|Picture of garden in late March|
Sunday, March 2, 2015
Ah, spring is coming soon! Now is the time to test your soil, get your garden beds ready for planting, and plan your spring garden.
You can take a soil sample to our local county co-op extension office to have it tested or buy a do it yourself kit at any big box store or local nursery. You can do a more extensive soil test by sending your soil sample off. Here is a link to my blog on soil nutrition: The next step in garden production and your nutrit...
If you don’t want to go to the trouble of testing, a sure way to enrich your soil is to use a balanced organic fertilizer and compost. I add organic material every spring, building the soil’s fertility and ability to hold water.
A local CSA and organic gardener told me a few years ago that it is important to not let your fertilizer just lay on top of the ground as many of the nutrients will be lost. This spring, we will put down an organic fertilizer Re-Vita Pro 5-4-4, a layer of mushroom compost and top with mulch. You can make your own, too, of Re-Vita isn't available in your area Make your own all natural, complete fertilizer
What I am planting this March:
Green Oakleaf Lettuce-ready to harvest in 45 days
Wild Garden Kales-ready to harvest in 30 days
Mesclun Valentine Lettuce mix (red tinted lettuce and greens)-ready to harvest in 30-55 days
Marvel of Four Seasons Butterhead Lettuce (I love the sweet taste of butterheads)-ready to harvest in 55 days
Short Top Icicle Radish (a white, mild radish that looks like a white carrot)-ready to harvest in 28 days
Space Hybrid Spinach-ready to harvest in 38 days
Gourmet Blend Lettuce (Prizeleaf, Royal Oak Leaf, Salad Bowl, Ashley)-ready to harvest in 45 days
Sugar snap peas-ready to harvest in 70 days
All kinds of broccoli-ready to harvest in 50-80 days (leaves are great in salads)
Cabbage-ready to harvest in 68 days.
These can be companion planted with beets, chives, garlic, and onions. Since they are shallow rooted, they grow well with root crops.
When I plant in pots, I water in with fish emulsion. Germination should take anywhere from 4-15 days. I am sure I will be out there looking for little green shoots daily.
Important tip-if planting seeds in a mulched bed, be sure to cover the seed with only soil; seedlings are too weak to push through mulch.
|Picture of garden in late March|
Zone 6 Spring Garden Roadmap
Planting your seedlings outdoors:

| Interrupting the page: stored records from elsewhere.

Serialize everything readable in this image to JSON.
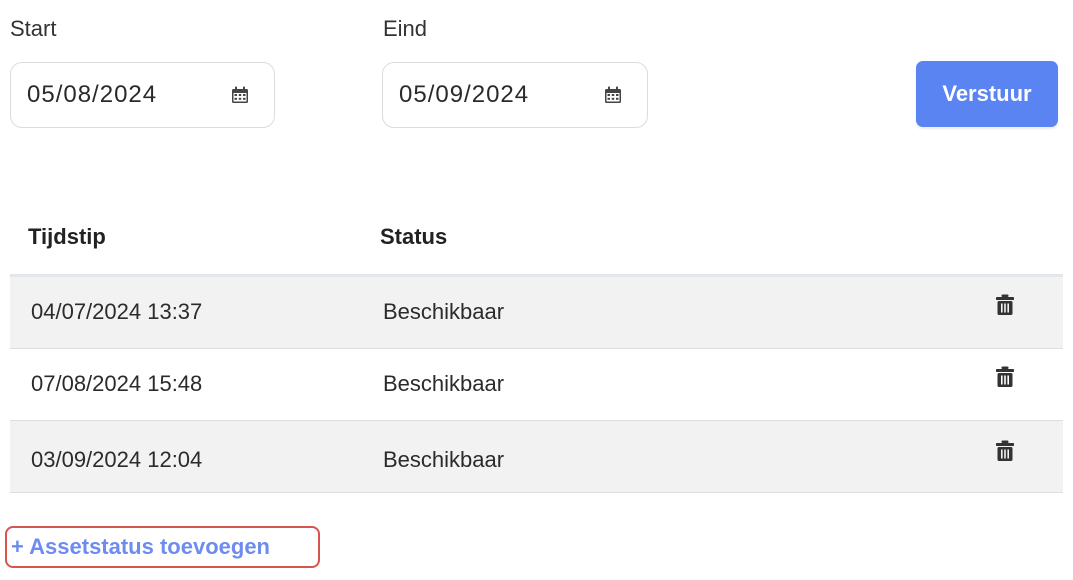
{
  "filters": {
    "start_label": "Start",
    "start_value": "05/08/2024",
    "end_label": "Eind",
    "end_value": "05/09/2024",
    "submit_label": "Verstuur",
    "submit_color": "#5a84f2"
  },
  "table": {
    "headers": [
      "Tijdstip",
      "Status"
    ],
    "rows": [
      {
        "time": "04/07/2024 13:37",
        "status": "Beschikbaar"
      },
      {
        "time": "07/08/2024 15:48",
        "status": "Beschikbaar"
      },
      {
        "time": "03/09/2024 12:04",
        "status": "Beschikbaar"
      }
    ],
    "row_action_icon": "trash-icon"
  },
  "add_link": {
    "label": "+ Assetstatus toevoegen",
    "color": "#6e8cf0",
    "highlight_color": "#d9534f"
  }
}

Now (or as soon as the soil can be worked)-fruit trees and vines, nut trees, asparagus, garlic
March 31st-cabbage, leeks, lettuce, okra, onions, mustards
April 7th-lettuce, lemon balm, parsley
April 14th-broccoli, cauliflower, thyme
May 5th-basil, chives, cucumbers, tomatoes,
May 12th-cantaloupe, eggplant, marigolds, pepper
Starting your seeds outdoors:
Now (or as soon as the soil can be worked): peas and spinach
Mid-March: arugula, bok choy, cabbage, carrot, collards, leeks, lettuce, mache, onion. rhubarb
End March: fava beans, beets, broccoli, carrot, Chinese cabbage, cress, kale, kohlrabi, leek, mizuna, parsley, parsnip, early potatoes, turnip
One watch out is planting seeds too soon. Seeds have to have a certain soil temperature to sprout. Plant too soon and the seed will rot and not sprout. Here are some soil temp guidelines. http://tomclothier.hort.net/page11.html
Starting your seeds indoors for summer planting:
Now-chives, leeks, lemon balm, onions, parsley, sage, thyme, lettuce, cress, mustard, chard
March 17th-basil, broccoli, cabbage, cauliflower, okra, marigolds, eggplant
March 31st-cantaloupe, cucumber, lettuce, peppers, tomatoes
These dates are just guidelines. You can start your seedlings later and plant your transplants later as well. Be sure to read the seed packet for what you are starting. They make all kinds of varieties that are cold hardy and can be planted sooner than what I outlined above.